“Soteriology And Mystic Aspects in the Cult of Cybele and Attis” by Giulia Sfameni Gasparro, 50
“Orion: The Myth of the Hunter and the Huntress” by Joseph Fontenrose, 216
“Emperor and Author: The Writings of Julian the Apostate”
by Nicholas Baker-Brian and Shaun Tougher (Editors), 223-24
“An Encyclopedia of Religions” by Maurice Arthur Canney, 125
“Shattering the Christ Myth” By James Patrick Holding, 299
“Attis, Between Myth and History: King, Priest, and God” By Maria Grazia Lancellotti, 92
“Encyclopedia of the Ancient Greek World” By David Sacks, Oswyn Murray, Lisa R. Brody, 226
“Nymphomania: A History” By Carol Groneman, 185
“Functional and Dysfunctional Sexual Behavior: A Synthesis of Neuroscience and Comparative Psychology” by Anders Agmo, 430
@thethreadreader untoll please
Missing some Tweet in this thread? You can try to force a refresh.

Enjoying this thread?

Keep Current with Travis Jackson

Profile picture

Stay in touch and get notified when new unrolls are available from this author!

Read all threads

This Thread may be Removed Anytime!

Twitter may remove this content at anytime, convert it as a PDF, save and print for later use!

Try unrolling a thread yourself!

how to unroll video

1) Follow Thread Reader App on Twitter so you can easily mention us!

2) Go to a Twitter thread (series of Tweets by the same owner) and mention us with a keyword "unroll" @threadreaderapp unroll

You can practice here first or read more on our help page!

Follow Us on Twitter!

Did Thread Reader help you today?

Support us! We are indie developers!

This site is made by just three indie developers on a laptop doing marketing, support and development! Read more about the story.

Become a Premium Member ($3.00/month or $30.00/year) and get exclusive features!

Become Premium

Too expensive?
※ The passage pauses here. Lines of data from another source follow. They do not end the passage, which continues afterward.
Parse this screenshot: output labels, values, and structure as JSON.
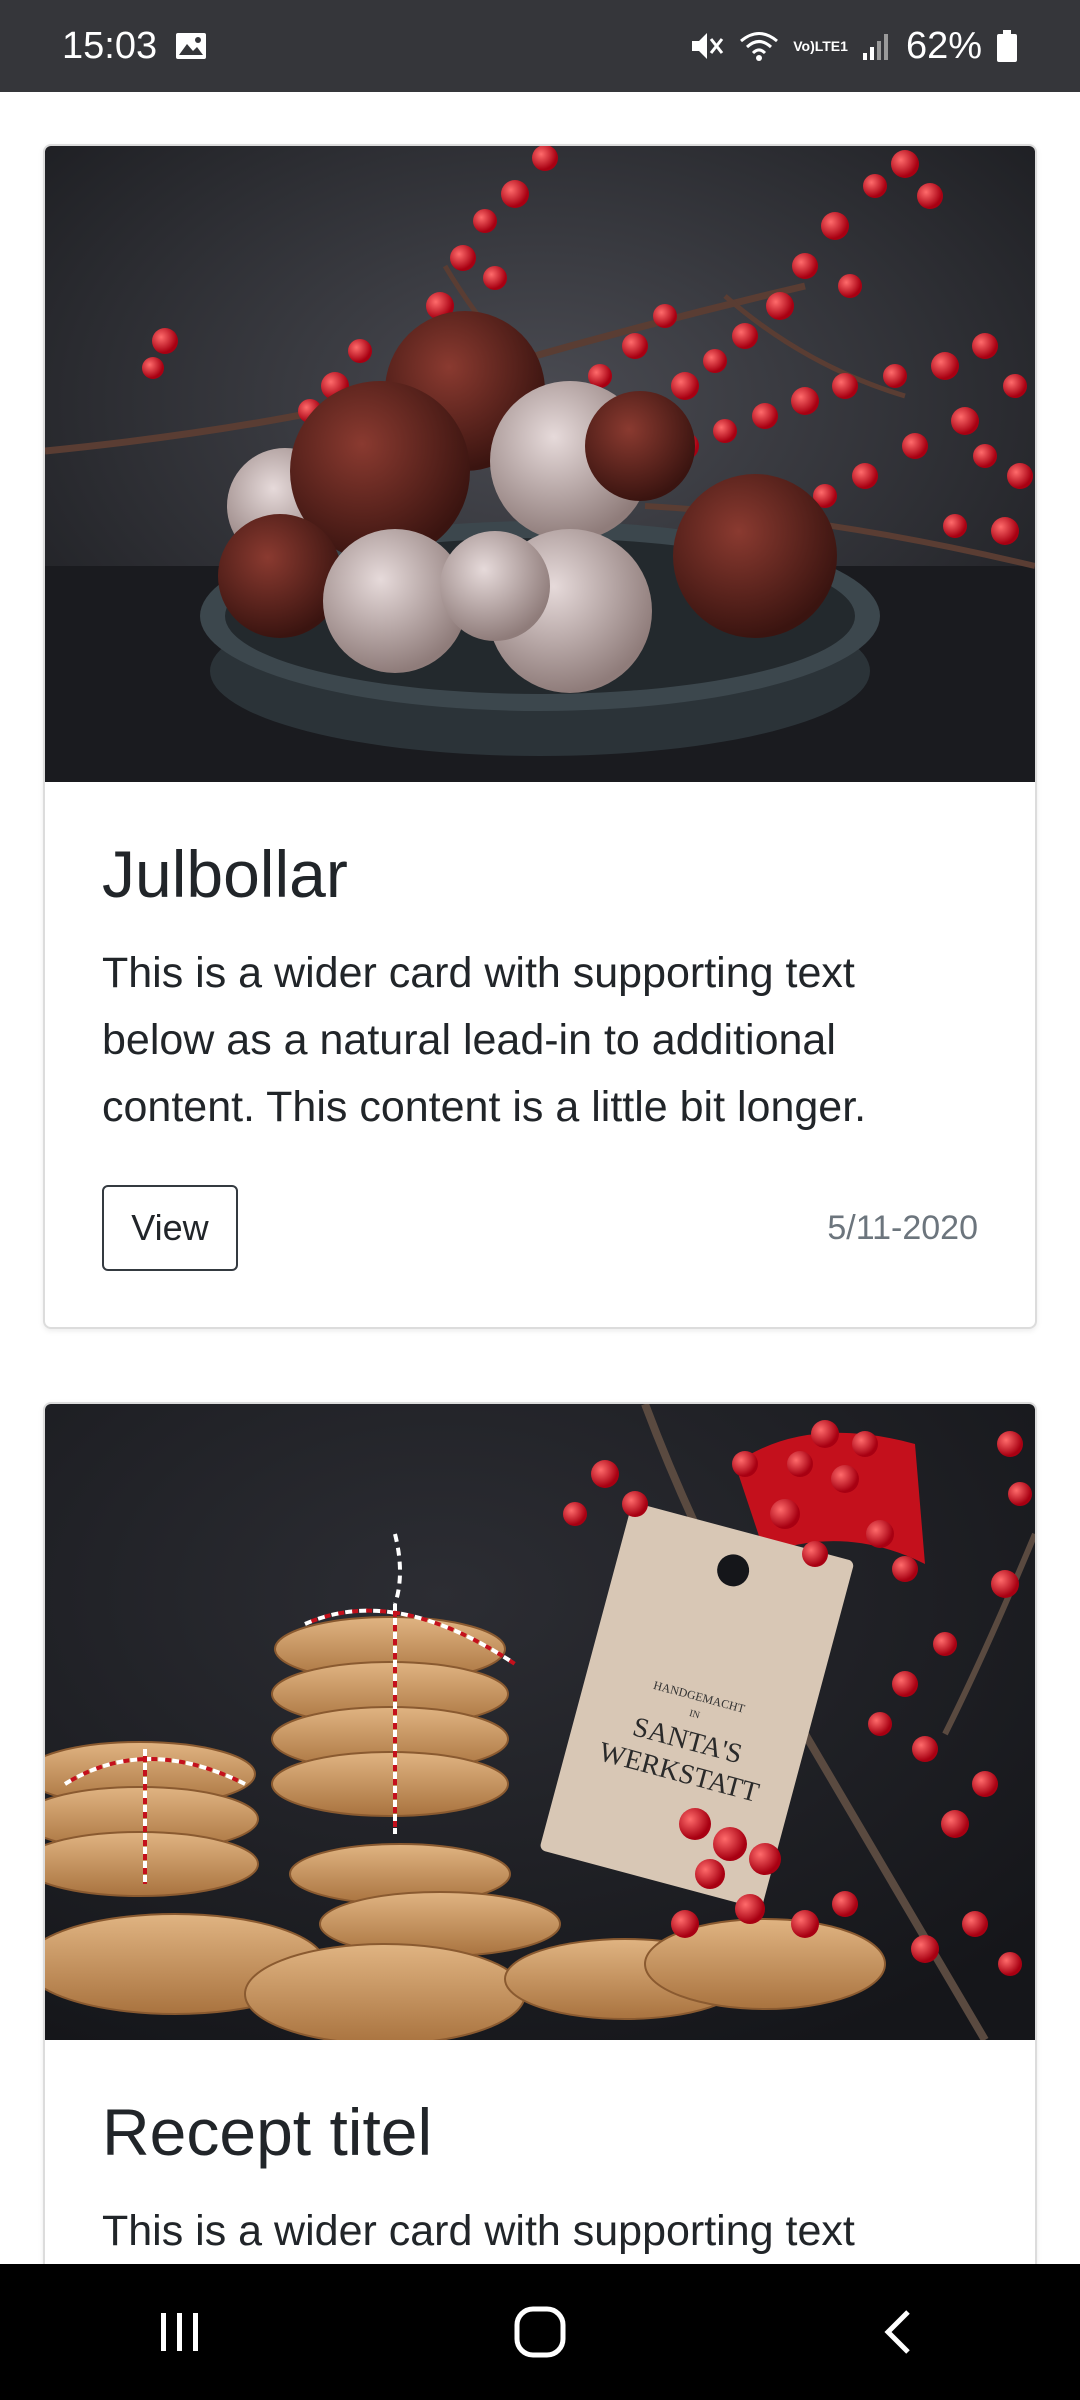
{
  "status_bar": {
    "time": "15:03",
    "battery": "62%",
    "lte_top": "Vo)",
    "lte_bottom": "LTE1",
    "icons": [
      "image-icon",
      "mute-icon",
      "wifi-icon",
      "signal-icon",
      "battery-icon"
    ]
  },
  "cards": [
    {
      "title": "Julbollar",
      "text": "This is a wider card with supporting text below as a natural lead-in to additional content. This content is a little bit longer.",
      "button_label": "View",
      "date": "5/11-2020",
      "image": "chocolate-balls-photo"
    },
    {
      "title": "Recept titel",
      "text": "This is a wider card with supporting text",
      "image": "cookies-photo",
      "tag_line1": "HANDGEMACHT",
      "tag_line2": "IN",
      "tag_line3": "SANTA'S",
      "tag_line4": "WERKSTATT"
    }
  ],
  "nav_bar": {
    "icons": [
      "recent-apps-icon",
      "home-icon",
      "back-icon"
    ]
  },
  "colors": {
    "status_bar": "#35363a",
    "nav_bar": "#000000",
    "text": "#212529",
    "muted": "#6c757d",
    "berry_red": "#c8101e"
  }
}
Make a small donation by buying us coffee ($5) or help with server cost ($10)

Donate via Paypal Become our Patreon

Thank you for your support!